WORK REQUEST
With nothing added or dropped, output every record below exactly.

'''

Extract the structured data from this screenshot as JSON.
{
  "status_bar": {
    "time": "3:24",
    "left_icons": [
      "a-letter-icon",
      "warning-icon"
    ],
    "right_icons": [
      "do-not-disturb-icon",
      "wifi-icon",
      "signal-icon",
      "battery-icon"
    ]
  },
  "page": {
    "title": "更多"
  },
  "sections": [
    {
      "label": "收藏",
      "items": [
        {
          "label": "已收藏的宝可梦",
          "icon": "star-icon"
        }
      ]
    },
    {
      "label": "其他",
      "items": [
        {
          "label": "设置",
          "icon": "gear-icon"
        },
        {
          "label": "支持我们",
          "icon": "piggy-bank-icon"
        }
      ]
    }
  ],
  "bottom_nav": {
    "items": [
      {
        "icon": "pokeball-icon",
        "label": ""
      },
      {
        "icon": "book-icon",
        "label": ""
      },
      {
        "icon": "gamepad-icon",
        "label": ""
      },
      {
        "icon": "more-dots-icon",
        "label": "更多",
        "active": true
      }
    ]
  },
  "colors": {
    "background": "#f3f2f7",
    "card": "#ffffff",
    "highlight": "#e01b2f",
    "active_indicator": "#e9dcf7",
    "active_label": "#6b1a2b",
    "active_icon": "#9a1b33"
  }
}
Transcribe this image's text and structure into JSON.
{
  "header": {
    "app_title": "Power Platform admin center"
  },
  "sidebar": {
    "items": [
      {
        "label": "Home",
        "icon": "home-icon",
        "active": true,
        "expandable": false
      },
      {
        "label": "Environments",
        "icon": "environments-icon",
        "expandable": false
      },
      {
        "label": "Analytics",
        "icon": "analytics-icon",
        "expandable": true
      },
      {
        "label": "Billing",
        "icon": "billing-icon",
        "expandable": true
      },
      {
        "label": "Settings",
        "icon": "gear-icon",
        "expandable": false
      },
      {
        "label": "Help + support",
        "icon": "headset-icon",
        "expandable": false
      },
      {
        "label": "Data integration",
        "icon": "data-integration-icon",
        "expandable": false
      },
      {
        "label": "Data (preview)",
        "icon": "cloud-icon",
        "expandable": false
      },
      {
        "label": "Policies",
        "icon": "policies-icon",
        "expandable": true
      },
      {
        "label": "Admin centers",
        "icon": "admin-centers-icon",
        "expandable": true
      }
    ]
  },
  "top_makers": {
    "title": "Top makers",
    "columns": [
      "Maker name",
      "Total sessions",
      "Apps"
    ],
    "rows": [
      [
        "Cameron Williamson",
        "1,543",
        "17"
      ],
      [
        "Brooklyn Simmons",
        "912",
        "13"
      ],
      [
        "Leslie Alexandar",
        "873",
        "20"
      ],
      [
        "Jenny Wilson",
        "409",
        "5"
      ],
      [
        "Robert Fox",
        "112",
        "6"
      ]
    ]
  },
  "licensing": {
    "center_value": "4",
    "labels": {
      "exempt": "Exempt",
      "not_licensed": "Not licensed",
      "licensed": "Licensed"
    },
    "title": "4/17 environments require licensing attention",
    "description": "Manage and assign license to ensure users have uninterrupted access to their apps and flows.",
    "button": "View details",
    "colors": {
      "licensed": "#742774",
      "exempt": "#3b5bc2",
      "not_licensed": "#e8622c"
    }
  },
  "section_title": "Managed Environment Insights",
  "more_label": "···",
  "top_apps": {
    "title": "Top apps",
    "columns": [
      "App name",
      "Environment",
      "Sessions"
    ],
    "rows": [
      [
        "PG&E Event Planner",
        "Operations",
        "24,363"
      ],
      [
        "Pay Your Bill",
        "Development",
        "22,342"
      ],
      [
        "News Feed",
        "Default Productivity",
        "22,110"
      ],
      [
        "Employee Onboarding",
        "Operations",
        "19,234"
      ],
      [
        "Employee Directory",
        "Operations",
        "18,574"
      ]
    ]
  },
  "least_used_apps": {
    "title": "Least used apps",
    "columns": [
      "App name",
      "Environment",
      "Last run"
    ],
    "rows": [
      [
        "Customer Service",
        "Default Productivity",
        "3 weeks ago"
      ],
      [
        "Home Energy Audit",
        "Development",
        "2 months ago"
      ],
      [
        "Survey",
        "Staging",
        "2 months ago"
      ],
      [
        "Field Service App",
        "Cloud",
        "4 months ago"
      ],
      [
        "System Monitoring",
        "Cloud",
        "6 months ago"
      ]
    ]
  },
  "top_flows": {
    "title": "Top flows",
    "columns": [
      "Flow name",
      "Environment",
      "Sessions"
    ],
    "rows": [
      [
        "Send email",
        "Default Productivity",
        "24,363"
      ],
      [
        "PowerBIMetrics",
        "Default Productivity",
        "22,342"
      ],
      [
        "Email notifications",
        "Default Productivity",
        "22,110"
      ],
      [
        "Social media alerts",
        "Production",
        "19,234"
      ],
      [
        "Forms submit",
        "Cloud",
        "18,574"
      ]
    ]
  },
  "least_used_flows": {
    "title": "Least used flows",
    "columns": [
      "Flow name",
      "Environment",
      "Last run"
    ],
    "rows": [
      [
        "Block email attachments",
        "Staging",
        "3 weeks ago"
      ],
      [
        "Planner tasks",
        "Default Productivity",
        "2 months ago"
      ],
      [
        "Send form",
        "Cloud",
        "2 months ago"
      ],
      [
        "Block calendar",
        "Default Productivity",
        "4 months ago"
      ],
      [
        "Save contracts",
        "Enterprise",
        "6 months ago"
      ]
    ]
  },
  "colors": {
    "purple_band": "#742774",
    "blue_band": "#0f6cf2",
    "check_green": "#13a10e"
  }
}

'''

SOLVED EXERCISE
Extract the structured data from this screenshot as JSON.
{
  "status_bar": {
    "time": "3:24",
    "left_icons": [
      "a-letter-icon",
      "warning-icon"
    ],
    "right_icons": [
      "do-not-disturb-icon",
      "wifi-icon",
      "signal-icon",
      "battery-icon"
    ]
  },
  "page": {
    "title": "更多"
  },
  "sections": [
    {
      "label": "收藏",
      "items": [
        {
          "label": "已收藏的宝可梦",
          "icon": "star-icon"
        }
      ]
    },
    {
      "label": "其他",
      "items": [
        {
          "label": "设置",
          "icon": "gear-icon"
        },
        {
          "label": "支持我们",
          "icon": "piggy-bank-icon"
        }
      ]
    }
  ],
  "bottom_nav": {
    "items": [
      {
        "icon": "pokeball-icon",
        "label": ""
      },
      {
        "icon": "book-icon",
        "label": ""
      },
      {
        "icon": "gamepad-icon",
        "label": ""
      },
      {
        "icon": "more-dots-icon",
        "label": "更多",
        "active": true
      }
    ]
  },
  "colors": {
    "background": "#f3f2f7",
    "card": "#ffffff",
    "highlight": "#e01b2f",
    "active_indicator": "#e9dcf7",
    "active_label": "#6b1a2b",
    "active_icon": "#9a1b33"
  }
}
Transcribe this image's text and structure into JSON.
{
  "header": {
    "app_title": "Power Platform admin center"
  },
  "sidebar": {
    "items": [
      {
        "label": "Home",
        "icon": "home-icon",
        "active": true,
        "expandable": false
      },
      {
        "label": "Environments",
        "icon": "environments-icon",
        "expandable": false
      },
      {
        "label": "Analytics",
        "icon": "analytics-icon",
        "expandable": true
      },
      {
        "label": "Billing",
        "icon": "billing-icon",
        "expandable": true
      },
      {
        "label": "Settings",
        "icon": "gear-icon",
        "expandable": false
      },
      {
        "label": "Help + support",
        "icon": "headset-icon",
        "expandable": false
      },
      {
        "label": "Data integration",
        "icon": "data-integration-icon",
        "expandable": false
      },
      {
        "label": "Data (preview)",
        "icon": "cloud-icon",
        "expandable": false
      },
      {
        "label": "Policies",
        "icon": "policies-icon",
        "expandable": true
      },
      {
        "label": "Admin centers",
        "icon": "admin-centers-icon",
        "expandable": true
      }
    ]
  },
  "top_makers": {
    "title": "Top makers",
    "columns": [
      "Maker name",
      "Total sessions",
      "Apps"
    ],
    "rows": [
      [
        "Cameron Williamson",
        "1,543",
        "17"
      ],
      [
        "Brooklyn Simmons",
        "912",
        "13"
      ],
      [
        "Leslie Alexandar",
        "873",
        "20"
      ],
      [
        "Jenny Wilson",
        "409",
        "5"
      ],
      [
        "Robert Fox",
        "112",
        "6"
      ]
    ]
  },
  "licensing": {
    "center_value": "4",
    "labels": {
      "exempt": "Exempt",
      "not_licensed": "Not licensed",
      "licensed": "Licensed"
    },
    "title": "4/17 environments require licensing attention",
    "description": "Manage and assign license to ensure users have uninterrupted access to their apps and flows.",
    "button": "View details",
    "colors": {
      "licensed": "#742774",
      "exempt": "#3b5bc2",
      "not_licensed": "#e8622c"
    }
  },
  "section_title": "Managed Environment Insights",
  "more_label": "···",
  "top_apps": {
    "title": "Top apps",
    "columns": [
      "App name",
      "Environment",
      "Sessions"
    ],
    "rows": [
      [
        "PG&E Event Planner",
        "Operations",
        "24,363"
      ],
      [
        "Pay Your Bill",
        "Development",
        "22,342"
      ],
      [
        "News Feed",
        "Default Productivity",
        "22,110"
      ],
      [
        "Employee Onboarding",
        "Operations",
        "19,234"
      ],
      [
        "Employee Directory",
        "Operations",
        "18,574"
      ]
    ]
  },
  "least_used_apps": {
    "title": "Least used apps",
    "columns": [
      "App name",
      "Environment",
      "Last run"
    ],
    "rows": [
      [
        "Customer Service",
        "Default Productivity",
        "3 weeks ago"
      ],
      [
        "Home Energy Audit",
        "Development",
        "2 months ago"
      ],
      [
        "Survey",
        "Staging",
        "2 months ago"
      ],
      [
        "Field Service App",
        "Cloud",
        "4 months ago"
      ],
      [
        "System Monitoring",
        "Cloud",
        "6 months ago"
      ]
    ]
  },
  "top_flows": {
    "title": "Top flows",
    "columns": [
      "Flow name",
      "Environment",
      "Sessions"
    ],
    "rows": [
      [
        "Send email",
        "Default Productivity",
        "24,363"
      ],
      [
        "PowerBIMetrics",
        "Default Productivity",
        "22,342"
      ],
      [
        "Email notifications",
        "Default Productivity",
        "22,110"
      ],
      [
        "Social media alerts",
        "Production",
        "19,234"
      ],
      [
        "Forms submit",
        "Cloud",
        "18,574"
      ]
    ]
  },
  "least_used_flows": {
    "title": "Least used flows",
    "columns": [
      "Flow name",
      "Environment",
      "Last run"
    ],
    "rows": [
      [
        "Block email attachments",
        "Staging",
        "3 weeks ago"
      ],
      [
        "Planner tasks",
        "Default Productivity",
        "2 months ago"
      ],
      [
        "Send form",
        "Cloud",
        "2 months ago"
      ],
      [
        "Block calendar",
        "Default Productivity",
        "4 months ago"
      ],
      [
        "Save contracts",
        "Enterprise",
        "6 months ago"
      ]
    ]
  },
  "colors": {
    "purple_band": "#742774",
    "blue_band": "#0f6cf2",
    "check_green": "#13a10e"
  }
}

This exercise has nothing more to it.